▸ WORK REQUIRED
Return each line of the records below in which the string "home" turns up.

[Excerpts from an interface dataset]
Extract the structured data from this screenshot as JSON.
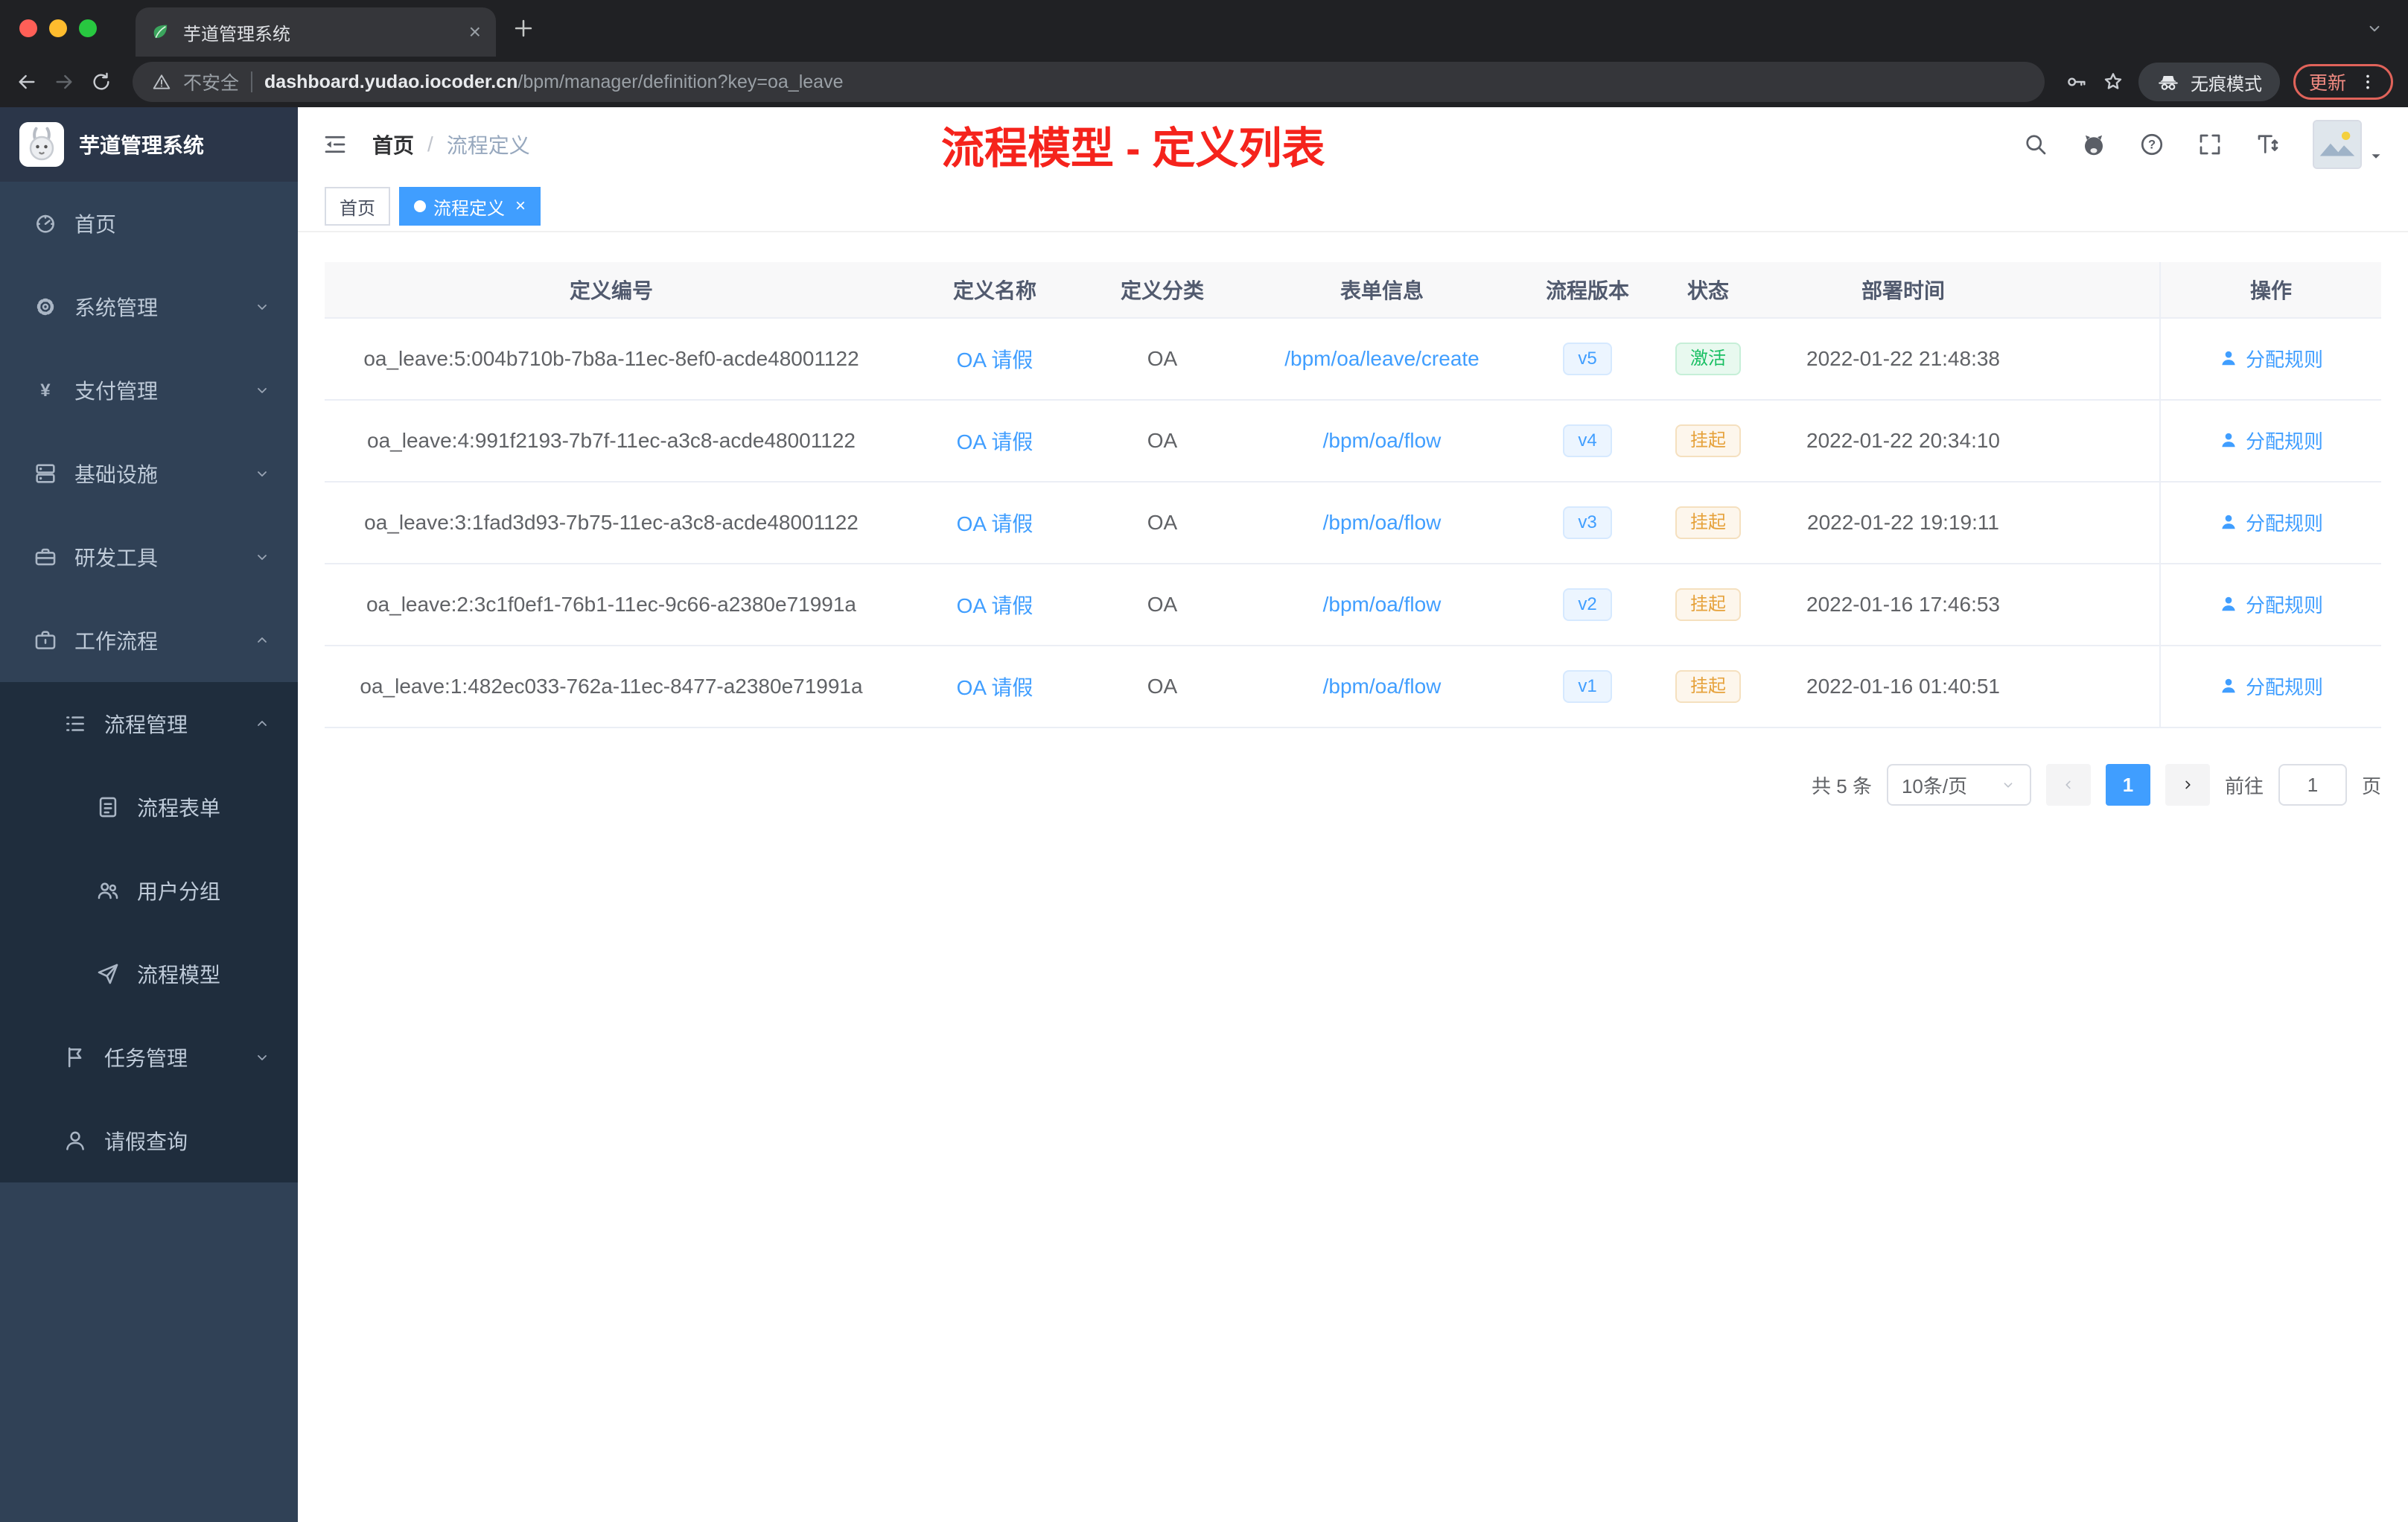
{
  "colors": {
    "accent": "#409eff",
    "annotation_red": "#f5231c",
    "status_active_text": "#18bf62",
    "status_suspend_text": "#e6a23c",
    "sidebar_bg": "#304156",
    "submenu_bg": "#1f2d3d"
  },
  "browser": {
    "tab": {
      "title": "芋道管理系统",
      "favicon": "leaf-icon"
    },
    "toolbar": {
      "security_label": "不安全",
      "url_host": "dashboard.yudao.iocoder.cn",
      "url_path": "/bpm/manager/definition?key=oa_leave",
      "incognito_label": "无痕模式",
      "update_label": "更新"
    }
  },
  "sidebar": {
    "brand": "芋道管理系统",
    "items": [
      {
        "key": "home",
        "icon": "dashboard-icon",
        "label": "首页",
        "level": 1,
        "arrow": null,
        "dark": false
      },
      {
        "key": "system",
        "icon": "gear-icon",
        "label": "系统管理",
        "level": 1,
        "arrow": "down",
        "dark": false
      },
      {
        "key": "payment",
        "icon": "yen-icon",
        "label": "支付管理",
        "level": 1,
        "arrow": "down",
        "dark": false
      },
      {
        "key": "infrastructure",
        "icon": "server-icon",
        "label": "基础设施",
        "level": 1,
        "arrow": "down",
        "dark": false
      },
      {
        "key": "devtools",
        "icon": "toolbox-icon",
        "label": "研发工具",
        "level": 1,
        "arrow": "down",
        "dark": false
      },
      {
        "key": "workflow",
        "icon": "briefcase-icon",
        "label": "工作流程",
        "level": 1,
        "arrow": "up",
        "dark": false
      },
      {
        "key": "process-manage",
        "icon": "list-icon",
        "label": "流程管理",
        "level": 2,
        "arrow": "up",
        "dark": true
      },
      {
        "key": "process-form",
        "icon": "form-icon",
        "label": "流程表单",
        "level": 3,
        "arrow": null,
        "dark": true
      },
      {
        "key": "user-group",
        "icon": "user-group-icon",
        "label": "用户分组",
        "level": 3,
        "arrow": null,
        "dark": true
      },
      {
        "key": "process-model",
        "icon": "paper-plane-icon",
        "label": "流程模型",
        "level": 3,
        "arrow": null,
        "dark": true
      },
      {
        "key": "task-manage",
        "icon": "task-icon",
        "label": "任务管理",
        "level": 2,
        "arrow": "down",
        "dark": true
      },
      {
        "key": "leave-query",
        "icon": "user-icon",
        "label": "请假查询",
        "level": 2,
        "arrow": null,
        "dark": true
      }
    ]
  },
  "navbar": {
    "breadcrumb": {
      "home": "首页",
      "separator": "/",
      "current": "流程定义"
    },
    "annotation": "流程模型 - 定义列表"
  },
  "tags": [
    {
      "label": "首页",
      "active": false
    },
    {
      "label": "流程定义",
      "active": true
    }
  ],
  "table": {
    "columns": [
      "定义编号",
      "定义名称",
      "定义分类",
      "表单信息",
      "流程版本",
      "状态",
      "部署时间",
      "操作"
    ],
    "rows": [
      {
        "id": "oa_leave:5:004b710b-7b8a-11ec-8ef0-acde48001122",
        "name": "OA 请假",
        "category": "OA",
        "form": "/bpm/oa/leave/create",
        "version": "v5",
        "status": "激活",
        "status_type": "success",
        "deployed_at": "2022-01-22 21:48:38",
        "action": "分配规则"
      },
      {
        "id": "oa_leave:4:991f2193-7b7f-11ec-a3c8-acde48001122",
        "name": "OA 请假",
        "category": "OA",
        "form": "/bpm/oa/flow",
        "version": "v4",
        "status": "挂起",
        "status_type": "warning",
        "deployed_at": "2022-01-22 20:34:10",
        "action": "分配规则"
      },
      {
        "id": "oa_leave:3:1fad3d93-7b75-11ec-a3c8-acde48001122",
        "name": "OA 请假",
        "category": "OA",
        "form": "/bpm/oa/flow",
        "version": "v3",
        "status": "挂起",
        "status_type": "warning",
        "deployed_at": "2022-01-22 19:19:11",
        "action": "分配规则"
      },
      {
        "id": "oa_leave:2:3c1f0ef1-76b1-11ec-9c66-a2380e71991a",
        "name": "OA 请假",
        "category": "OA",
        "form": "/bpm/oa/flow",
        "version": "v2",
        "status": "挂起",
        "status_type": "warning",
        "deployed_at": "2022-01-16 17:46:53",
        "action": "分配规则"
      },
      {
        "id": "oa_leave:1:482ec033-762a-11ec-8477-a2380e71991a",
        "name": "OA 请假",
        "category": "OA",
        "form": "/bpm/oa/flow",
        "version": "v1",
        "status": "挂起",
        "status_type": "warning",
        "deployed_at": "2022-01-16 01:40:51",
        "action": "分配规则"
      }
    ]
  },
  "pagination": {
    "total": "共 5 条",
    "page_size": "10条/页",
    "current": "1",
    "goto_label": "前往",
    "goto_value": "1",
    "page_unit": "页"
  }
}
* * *
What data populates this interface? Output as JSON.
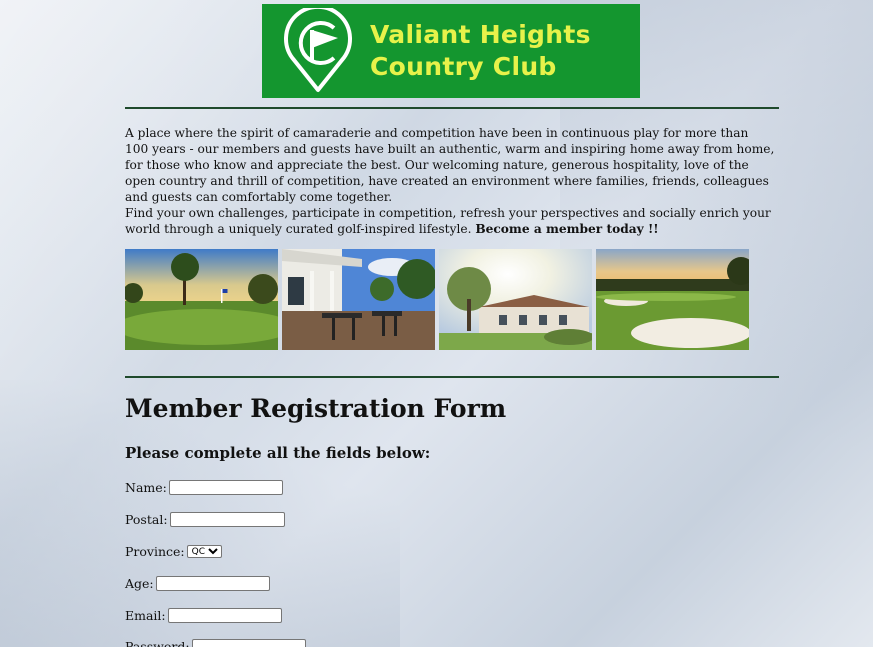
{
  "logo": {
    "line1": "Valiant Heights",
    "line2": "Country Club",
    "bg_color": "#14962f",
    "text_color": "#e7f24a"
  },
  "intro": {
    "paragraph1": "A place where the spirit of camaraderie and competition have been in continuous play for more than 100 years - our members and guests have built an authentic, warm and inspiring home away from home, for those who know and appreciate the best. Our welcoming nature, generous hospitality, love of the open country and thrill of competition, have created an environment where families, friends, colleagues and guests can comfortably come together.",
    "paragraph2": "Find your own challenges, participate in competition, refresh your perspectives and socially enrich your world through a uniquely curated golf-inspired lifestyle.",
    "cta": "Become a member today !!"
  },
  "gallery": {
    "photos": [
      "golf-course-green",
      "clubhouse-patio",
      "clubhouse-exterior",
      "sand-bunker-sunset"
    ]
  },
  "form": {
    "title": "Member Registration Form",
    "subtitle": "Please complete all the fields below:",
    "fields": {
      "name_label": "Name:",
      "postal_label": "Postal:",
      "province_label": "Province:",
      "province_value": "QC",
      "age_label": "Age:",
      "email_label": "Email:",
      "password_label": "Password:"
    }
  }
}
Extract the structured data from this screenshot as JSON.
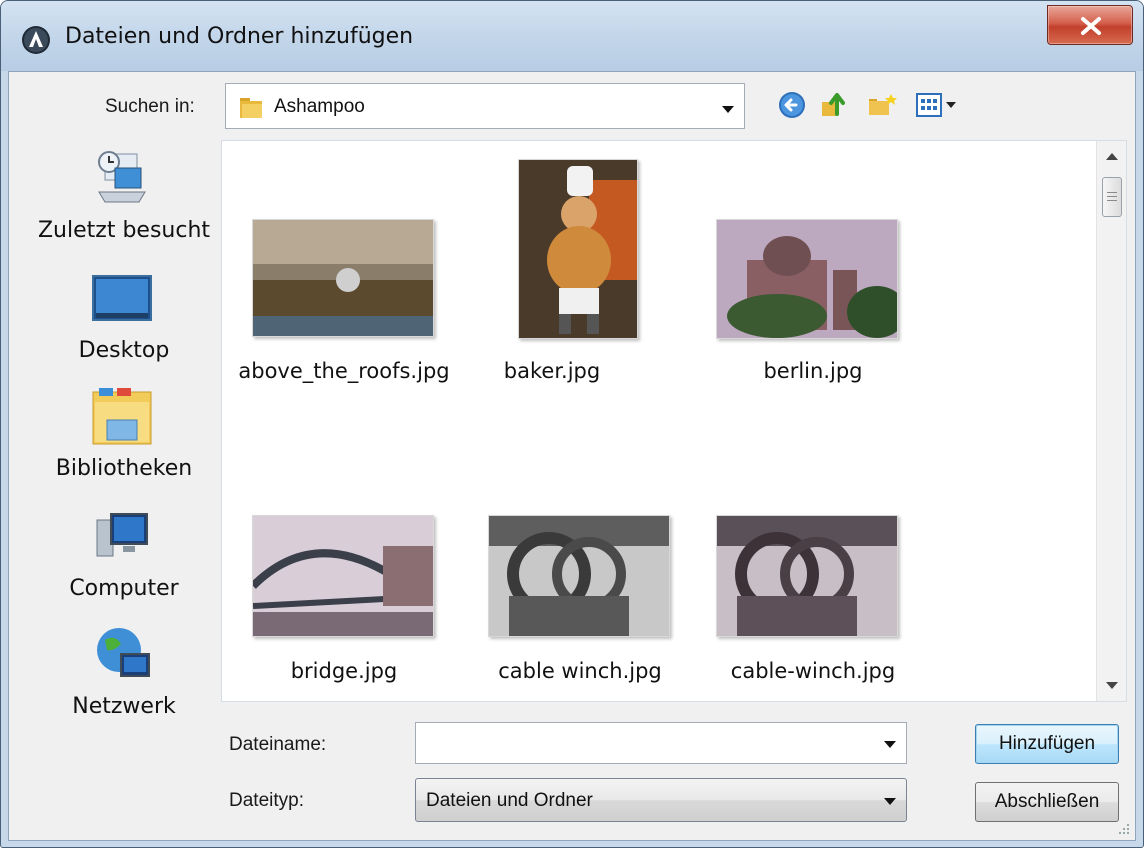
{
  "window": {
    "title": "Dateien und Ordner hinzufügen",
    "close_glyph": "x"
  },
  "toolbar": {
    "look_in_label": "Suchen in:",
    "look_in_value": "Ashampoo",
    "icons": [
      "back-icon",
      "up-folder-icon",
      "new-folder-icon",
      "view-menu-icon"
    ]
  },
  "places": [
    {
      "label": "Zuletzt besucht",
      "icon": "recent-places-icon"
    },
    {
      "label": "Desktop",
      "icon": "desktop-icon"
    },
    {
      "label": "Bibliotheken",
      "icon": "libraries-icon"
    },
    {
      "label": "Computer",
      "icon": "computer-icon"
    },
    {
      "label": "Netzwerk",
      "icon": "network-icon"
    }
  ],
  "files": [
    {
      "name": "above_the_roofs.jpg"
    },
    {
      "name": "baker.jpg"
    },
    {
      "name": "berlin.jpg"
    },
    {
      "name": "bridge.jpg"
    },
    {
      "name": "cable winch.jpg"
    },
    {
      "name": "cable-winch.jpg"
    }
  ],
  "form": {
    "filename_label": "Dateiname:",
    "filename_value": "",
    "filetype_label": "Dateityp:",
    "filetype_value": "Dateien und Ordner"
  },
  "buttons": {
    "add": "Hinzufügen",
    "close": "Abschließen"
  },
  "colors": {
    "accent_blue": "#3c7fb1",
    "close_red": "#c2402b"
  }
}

▸ RESPONSE TO THE EXERCISE
        "key": "home",
      "home": "首页",
    "paragraph1": "A place where the spirit of camaraderie and competition have been in continuous play for more than 100 years - our members and guests have built an authentic, warm and inspiring home away from home, for those who know and appreciate the best. Our welcoming nature, generous hospitality, love of the open country and thrill of competition, have created an environment where families, friends, colleagues and guests can comfortably come together.",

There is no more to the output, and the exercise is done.